Instead of relying on new talent, Disney’s latest offering – and significantly their first film to use hand-drawn animation since 2004’s disastrous Home on the Range – sees the return of veteran directors and screenwriters Ron Clements and John Musker, famous for helming classics such as The Little Mermaid and Aladdin. However, as they have done in the past, Musker and Clements have succeeded in acknowledging their changing audience and so produced a film which manages to be both old-fashioned and modern. Much has stayed the same yet much has changed, as evidenced throughout their reworking of the classic fairytale The Frog Prince. The story centres on a waitress, Tiana (Dreamgirls’ Anika Noni Rose), who encounters a frog formerly known as Prince Naveen (Bruno Campos), and in kissing him to try to free him from his curse becomes a frog herself. What follows is a journey across the bayou in search of a way to break the spell, with our hero and heroine accompanied by a trumpet-playing alligator and a Cajun firefly, all the while followed by the minions of Doctor Facilier (the excellent Keith David), the man who cursed Naveen in the first place.

Set in New Orleans during the Roaring Twenties, The Princess and the Frog is Disney’s first American fairytale and is undoubtedly firmly rooted in the spirit and culture of the city, which is evocatively brought to life with Disney’s traditionally dazzling animation. In recent years digital animation has seemingly become predominant in cinema, but as the success of films such as Hayao Miyazaki’s Spirited Away has proven, there is definitely still room in the market for hand-drawn animation. The mistake Disney once made was in trying to emulate newer, more cynical cartoons such as the Shrek films, which often feel like they’re constantly bouncing back and forth between kid-friendly slapstick comedy and adult-friendly in-jokes and film references. The Princess and the Frog thankfully plays to the studio’s strengths, which have always been in dialling down the cynicism and crafting warm-hearted storylines where the humour can be equally appreciated by all ages.

And yet, that’s not to say nothing has changed. Much has been made of the fact that Tiana is Disney’s first African-American princess, but just as significant is that she is a heroine who doesn’t just wait for things to happen to her – she is driven by her desire to achieve her own dreams, which definitely don’t revolve around marrying a Prince. Prince Naveen, on the other hand, is used to being given everything in life and far from being the perfect Prince Charming is an irresponsible playboy who has to learn the importance of hard work. The film doesn’t shy away from the romance between the central characters, but it’s equally funny and has a sufficiently scary villain. The underlying racial tensions in America during the 1920s are also hinted at in several scenes, such as when we watch Tiana and her mother travel from the city’s large mansions to the small houses where they live, or when Tiana’s landlords tell her that a “little woman of your…background” should not aim so high.

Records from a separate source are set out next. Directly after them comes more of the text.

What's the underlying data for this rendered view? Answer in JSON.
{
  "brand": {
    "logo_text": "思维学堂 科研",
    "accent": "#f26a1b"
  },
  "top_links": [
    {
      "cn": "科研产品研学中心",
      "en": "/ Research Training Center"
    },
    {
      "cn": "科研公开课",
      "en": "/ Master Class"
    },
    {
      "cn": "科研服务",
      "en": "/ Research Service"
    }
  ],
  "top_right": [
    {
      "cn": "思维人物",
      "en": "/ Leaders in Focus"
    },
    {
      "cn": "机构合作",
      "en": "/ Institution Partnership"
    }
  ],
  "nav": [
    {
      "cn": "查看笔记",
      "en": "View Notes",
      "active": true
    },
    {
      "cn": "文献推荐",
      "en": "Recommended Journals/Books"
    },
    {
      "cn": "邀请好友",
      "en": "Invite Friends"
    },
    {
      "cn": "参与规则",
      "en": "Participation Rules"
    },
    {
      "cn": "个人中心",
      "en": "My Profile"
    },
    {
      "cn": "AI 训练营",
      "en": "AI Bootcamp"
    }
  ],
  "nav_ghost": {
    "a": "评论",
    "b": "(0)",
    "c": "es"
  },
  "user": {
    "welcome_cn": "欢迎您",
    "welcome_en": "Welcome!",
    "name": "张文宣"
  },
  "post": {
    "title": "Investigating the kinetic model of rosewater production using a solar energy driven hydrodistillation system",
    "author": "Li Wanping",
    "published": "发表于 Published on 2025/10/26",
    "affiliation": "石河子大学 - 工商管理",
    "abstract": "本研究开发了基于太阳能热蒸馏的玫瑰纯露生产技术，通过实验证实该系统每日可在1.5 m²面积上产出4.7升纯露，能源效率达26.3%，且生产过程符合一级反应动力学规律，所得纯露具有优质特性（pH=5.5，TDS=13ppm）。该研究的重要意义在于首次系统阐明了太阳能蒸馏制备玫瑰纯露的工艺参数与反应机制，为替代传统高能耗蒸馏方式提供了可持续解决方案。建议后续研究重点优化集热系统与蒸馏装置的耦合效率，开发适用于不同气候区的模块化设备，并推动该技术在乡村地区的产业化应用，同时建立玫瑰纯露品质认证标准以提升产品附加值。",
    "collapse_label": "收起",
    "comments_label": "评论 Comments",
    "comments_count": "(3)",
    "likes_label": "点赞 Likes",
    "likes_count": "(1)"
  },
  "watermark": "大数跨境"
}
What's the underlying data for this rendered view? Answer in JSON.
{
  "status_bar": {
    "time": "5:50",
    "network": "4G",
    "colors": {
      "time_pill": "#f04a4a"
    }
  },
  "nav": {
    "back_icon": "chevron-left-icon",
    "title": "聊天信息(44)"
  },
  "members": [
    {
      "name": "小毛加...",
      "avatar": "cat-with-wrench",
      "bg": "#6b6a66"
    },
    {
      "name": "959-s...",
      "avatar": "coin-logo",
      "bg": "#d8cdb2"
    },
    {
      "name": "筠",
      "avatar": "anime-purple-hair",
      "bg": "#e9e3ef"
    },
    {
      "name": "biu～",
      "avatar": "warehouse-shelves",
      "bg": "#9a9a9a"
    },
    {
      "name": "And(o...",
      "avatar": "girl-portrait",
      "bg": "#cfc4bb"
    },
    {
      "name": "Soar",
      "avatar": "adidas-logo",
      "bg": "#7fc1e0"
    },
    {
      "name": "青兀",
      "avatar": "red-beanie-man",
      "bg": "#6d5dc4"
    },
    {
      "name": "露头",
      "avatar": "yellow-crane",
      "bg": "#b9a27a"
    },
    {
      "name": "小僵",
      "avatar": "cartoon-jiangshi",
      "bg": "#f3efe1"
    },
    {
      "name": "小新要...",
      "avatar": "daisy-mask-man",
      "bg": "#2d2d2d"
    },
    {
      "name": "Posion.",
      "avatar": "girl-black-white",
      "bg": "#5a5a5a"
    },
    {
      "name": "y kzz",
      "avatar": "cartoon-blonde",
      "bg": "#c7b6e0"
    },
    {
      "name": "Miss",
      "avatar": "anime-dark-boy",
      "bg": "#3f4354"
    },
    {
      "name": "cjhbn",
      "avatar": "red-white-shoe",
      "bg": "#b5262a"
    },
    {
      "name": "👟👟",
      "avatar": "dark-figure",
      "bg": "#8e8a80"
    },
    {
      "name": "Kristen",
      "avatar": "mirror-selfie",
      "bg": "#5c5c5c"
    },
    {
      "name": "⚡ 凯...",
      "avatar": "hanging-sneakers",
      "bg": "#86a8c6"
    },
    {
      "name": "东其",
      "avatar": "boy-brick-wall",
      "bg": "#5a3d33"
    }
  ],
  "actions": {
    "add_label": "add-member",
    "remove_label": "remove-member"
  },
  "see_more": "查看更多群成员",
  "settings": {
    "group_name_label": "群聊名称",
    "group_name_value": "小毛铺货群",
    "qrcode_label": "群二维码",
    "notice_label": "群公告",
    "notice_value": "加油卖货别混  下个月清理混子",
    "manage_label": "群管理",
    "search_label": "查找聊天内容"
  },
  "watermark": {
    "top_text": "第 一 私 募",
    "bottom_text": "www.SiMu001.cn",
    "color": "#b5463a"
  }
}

Randy Newman’s music adds another layer to the film but unfortunately doesn’t move the story along as well as it should, and isn’t as memorable as that of Disney’s frequent collaborator Alan Menken. There are, however, some stand-outs such as Tiana’s solo number “Almost There”, and the choice of Randy Newman makes sense in light of his New Orleans roots.

Anyone who grew up on Disney animation in the 90s will undoubtedly get a sense of nostalgia in watching The Princess and the Frog, but most importantly it’s a film which stands up on its own, sticking firmly to its Disney roots and at the same adapting itself to a modern audience. Like all the best family cartoons, whether traditionally or digitally animated, it’s not just one for the kids.

The Princess and the Frog is now showing at Vue Cinemas.

Rebecca Pearce